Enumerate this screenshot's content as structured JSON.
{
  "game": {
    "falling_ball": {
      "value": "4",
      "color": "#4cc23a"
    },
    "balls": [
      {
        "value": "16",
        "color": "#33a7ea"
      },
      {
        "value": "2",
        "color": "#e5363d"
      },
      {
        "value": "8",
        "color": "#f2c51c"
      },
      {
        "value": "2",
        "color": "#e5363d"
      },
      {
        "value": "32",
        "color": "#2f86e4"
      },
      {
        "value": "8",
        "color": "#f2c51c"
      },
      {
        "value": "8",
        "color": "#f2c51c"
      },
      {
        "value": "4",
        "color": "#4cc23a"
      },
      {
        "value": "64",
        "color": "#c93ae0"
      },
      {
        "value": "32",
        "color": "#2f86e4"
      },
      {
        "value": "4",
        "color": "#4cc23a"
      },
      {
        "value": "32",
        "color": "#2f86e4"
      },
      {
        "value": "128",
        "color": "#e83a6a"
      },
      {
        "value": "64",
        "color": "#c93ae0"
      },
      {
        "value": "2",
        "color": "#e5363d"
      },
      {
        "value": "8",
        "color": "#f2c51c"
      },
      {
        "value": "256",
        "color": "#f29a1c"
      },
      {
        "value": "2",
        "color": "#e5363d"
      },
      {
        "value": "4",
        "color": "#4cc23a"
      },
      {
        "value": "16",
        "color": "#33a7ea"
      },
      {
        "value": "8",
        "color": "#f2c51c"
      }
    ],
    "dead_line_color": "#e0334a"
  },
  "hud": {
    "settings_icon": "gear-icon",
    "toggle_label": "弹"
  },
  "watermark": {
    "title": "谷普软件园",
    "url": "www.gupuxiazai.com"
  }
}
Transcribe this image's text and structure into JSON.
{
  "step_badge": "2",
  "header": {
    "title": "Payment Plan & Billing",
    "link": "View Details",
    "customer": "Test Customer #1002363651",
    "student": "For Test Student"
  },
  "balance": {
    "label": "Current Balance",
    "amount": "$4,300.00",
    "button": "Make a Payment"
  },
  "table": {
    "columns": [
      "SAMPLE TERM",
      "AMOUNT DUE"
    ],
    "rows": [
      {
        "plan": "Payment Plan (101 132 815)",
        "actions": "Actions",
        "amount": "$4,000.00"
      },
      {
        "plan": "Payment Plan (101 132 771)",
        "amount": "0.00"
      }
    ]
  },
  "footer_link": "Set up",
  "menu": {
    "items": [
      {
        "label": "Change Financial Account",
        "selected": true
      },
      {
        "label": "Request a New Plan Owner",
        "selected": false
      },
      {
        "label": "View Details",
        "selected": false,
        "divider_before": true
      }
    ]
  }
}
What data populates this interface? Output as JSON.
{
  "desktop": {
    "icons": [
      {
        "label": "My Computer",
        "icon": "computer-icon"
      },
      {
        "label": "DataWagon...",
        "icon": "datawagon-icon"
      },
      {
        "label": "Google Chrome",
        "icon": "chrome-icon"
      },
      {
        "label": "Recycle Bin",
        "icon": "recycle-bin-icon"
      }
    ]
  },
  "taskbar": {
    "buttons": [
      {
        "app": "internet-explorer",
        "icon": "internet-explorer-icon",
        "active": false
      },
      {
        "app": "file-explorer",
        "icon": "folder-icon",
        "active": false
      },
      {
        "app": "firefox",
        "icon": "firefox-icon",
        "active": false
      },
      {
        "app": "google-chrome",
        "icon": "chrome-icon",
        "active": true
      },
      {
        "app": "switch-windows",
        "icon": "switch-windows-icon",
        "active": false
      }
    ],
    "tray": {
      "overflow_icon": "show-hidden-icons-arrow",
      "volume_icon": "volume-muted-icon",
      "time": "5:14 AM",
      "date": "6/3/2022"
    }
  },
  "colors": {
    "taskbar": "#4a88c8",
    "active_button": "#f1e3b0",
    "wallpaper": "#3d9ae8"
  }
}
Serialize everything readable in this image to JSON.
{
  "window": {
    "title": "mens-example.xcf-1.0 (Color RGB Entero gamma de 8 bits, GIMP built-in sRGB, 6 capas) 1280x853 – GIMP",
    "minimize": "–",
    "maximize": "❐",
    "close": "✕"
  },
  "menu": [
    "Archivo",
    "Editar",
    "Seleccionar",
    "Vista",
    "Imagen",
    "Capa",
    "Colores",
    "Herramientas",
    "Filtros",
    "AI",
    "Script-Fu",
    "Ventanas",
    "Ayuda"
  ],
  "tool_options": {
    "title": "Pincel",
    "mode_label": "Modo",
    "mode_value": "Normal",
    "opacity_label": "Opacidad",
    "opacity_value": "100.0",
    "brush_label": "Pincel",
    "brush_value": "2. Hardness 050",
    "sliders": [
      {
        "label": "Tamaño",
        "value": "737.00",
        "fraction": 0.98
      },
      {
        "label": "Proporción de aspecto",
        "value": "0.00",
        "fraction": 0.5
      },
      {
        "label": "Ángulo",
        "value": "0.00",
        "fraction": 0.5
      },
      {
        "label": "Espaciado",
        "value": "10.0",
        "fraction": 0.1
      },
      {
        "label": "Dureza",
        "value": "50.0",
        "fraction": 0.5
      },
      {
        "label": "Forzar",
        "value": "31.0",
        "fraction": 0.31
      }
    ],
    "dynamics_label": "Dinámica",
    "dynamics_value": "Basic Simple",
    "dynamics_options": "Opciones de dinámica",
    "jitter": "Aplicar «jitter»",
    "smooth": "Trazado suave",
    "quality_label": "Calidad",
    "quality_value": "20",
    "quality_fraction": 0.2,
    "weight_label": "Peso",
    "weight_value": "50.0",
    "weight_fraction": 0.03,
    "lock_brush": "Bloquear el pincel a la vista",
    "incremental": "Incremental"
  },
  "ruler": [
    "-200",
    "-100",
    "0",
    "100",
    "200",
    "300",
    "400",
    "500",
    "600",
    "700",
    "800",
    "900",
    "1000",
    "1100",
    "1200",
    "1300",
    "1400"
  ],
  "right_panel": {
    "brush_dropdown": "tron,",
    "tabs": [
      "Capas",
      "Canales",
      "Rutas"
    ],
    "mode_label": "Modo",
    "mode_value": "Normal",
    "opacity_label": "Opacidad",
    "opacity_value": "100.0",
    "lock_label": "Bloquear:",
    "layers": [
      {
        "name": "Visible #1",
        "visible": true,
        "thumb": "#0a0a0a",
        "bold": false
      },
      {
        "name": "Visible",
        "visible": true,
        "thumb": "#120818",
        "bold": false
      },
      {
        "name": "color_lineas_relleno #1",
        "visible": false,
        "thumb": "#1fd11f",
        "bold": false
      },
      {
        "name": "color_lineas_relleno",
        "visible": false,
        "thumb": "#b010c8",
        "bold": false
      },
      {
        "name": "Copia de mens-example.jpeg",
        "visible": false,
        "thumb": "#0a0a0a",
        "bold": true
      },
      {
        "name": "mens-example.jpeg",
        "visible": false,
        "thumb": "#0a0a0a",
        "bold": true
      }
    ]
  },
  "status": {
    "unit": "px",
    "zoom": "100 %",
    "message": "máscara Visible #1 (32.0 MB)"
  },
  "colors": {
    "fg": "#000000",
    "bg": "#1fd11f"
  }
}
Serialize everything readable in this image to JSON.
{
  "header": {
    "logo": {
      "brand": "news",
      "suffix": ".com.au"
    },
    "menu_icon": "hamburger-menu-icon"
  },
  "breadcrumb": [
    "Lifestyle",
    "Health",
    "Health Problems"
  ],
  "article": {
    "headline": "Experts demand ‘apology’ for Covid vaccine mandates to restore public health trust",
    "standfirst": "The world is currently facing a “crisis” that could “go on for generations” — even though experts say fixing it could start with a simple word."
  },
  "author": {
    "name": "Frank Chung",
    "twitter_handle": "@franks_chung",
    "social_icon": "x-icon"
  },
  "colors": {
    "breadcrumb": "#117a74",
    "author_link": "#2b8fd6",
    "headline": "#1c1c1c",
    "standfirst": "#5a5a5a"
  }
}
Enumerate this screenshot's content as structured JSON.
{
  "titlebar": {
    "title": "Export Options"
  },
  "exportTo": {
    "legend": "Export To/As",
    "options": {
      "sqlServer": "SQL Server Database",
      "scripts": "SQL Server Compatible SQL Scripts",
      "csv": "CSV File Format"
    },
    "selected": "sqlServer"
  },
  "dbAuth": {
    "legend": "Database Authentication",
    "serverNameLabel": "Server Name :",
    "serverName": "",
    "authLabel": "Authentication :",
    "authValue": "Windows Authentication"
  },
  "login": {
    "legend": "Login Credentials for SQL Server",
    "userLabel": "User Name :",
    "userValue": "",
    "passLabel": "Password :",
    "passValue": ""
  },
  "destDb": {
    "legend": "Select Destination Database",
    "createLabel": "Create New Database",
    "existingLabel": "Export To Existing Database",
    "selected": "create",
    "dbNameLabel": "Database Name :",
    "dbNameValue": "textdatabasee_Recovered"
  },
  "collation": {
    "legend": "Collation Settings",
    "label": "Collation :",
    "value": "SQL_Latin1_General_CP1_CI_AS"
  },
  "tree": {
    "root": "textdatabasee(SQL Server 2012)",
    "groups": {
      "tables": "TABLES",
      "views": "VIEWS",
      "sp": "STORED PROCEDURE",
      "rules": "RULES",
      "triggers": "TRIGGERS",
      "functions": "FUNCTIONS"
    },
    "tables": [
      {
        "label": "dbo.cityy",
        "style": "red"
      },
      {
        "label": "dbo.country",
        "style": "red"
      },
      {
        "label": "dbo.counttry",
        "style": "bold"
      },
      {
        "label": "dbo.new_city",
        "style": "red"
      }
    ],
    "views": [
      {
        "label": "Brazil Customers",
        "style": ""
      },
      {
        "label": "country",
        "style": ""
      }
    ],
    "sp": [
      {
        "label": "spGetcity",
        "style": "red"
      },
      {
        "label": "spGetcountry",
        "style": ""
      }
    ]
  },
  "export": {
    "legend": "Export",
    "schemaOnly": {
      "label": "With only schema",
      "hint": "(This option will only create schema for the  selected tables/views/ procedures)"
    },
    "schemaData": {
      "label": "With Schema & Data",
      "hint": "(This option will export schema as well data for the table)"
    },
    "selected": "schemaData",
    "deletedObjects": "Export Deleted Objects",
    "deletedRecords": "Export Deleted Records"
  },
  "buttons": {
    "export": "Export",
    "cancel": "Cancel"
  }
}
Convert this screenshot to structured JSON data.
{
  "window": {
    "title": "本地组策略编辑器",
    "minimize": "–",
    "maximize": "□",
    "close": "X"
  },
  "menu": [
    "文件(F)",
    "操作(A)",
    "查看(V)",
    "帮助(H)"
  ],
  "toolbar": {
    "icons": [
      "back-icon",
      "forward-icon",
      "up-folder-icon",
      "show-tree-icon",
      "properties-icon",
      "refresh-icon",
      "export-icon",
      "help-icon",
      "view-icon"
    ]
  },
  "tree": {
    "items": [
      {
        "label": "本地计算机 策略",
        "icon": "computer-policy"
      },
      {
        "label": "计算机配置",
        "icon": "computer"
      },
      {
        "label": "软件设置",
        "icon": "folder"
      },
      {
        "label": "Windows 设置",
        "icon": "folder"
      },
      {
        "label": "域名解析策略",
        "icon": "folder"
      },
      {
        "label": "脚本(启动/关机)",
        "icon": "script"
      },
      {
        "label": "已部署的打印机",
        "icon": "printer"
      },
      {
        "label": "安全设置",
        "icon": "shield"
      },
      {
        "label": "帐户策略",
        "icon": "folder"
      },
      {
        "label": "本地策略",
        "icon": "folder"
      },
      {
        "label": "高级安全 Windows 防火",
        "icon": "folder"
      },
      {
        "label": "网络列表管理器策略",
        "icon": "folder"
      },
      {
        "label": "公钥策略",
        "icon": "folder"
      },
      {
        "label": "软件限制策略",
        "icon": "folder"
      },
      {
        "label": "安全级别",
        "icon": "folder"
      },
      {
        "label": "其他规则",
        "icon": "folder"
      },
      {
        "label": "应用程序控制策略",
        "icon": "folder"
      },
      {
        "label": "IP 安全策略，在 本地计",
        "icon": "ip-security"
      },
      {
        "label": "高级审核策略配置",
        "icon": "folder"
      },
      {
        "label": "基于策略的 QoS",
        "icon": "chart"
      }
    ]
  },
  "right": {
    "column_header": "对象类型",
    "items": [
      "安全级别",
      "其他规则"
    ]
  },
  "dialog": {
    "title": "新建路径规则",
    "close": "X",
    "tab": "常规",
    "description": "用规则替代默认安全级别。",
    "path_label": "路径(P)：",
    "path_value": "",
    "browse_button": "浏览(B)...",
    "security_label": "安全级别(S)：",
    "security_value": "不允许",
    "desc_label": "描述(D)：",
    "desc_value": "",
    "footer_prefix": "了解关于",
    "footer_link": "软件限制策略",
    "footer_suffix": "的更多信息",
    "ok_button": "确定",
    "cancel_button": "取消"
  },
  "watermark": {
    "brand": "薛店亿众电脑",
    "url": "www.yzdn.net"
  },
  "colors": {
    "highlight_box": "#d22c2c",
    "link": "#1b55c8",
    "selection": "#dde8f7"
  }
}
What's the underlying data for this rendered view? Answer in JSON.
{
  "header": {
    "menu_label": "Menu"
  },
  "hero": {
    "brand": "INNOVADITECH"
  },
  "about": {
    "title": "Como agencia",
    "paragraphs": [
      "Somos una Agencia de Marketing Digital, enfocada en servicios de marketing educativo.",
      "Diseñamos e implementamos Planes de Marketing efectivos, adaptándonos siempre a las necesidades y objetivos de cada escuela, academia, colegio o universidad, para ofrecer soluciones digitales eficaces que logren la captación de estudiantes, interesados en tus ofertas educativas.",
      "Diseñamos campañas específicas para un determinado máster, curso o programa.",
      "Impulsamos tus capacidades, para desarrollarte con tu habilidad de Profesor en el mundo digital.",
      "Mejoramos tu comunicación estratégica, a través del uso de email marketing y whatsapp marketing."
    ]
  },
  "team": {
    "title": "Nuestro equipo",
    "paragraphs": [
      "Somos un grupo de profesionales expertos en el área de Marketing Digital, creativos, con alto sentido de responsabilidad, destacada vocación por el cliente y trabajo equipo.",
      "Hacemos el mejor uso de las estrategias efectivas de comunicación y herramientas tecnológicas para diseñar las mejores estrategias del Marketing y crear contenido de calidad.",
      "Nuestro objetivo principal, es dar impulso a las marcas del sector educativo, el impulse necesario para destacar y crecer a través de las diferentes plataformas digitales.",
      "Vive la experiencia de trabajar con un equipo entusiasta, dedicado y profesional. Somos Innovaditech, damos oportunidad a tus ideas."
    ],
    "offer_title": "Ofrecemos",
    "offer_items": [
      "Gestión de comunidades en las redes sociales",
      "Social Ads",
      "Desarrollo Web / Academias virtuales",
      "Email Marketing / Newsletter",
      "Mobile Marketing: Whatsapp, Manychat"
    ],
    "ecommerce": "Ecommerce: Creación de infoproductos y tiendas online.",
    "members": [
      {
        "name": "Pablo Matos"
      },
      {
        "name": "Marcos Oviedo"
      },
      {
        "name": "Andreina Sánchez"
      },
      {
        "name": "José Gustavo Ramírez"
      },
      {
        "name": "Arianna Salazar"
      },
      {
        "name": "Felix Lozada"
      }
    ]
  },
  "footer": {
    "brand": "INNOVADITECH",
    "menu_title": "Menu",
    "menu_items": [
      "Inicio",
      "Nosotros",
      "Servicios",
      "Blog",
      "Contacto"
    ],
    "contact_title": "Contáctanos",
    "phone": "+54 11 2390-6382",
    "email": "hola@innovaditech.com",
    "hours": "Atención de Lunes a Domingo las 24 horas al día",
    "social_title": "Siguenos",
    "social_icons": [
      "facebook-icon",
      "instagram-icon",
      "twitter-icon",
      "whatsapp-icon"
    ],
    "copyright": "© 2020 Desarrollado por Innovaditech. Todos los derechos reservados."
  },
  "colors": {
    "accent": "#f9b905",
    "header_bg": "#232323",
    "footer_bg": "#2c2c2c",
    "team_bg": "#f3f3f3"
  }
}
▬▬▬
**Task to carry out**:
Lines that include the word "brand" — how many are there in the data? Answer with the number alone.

**Written response**:
4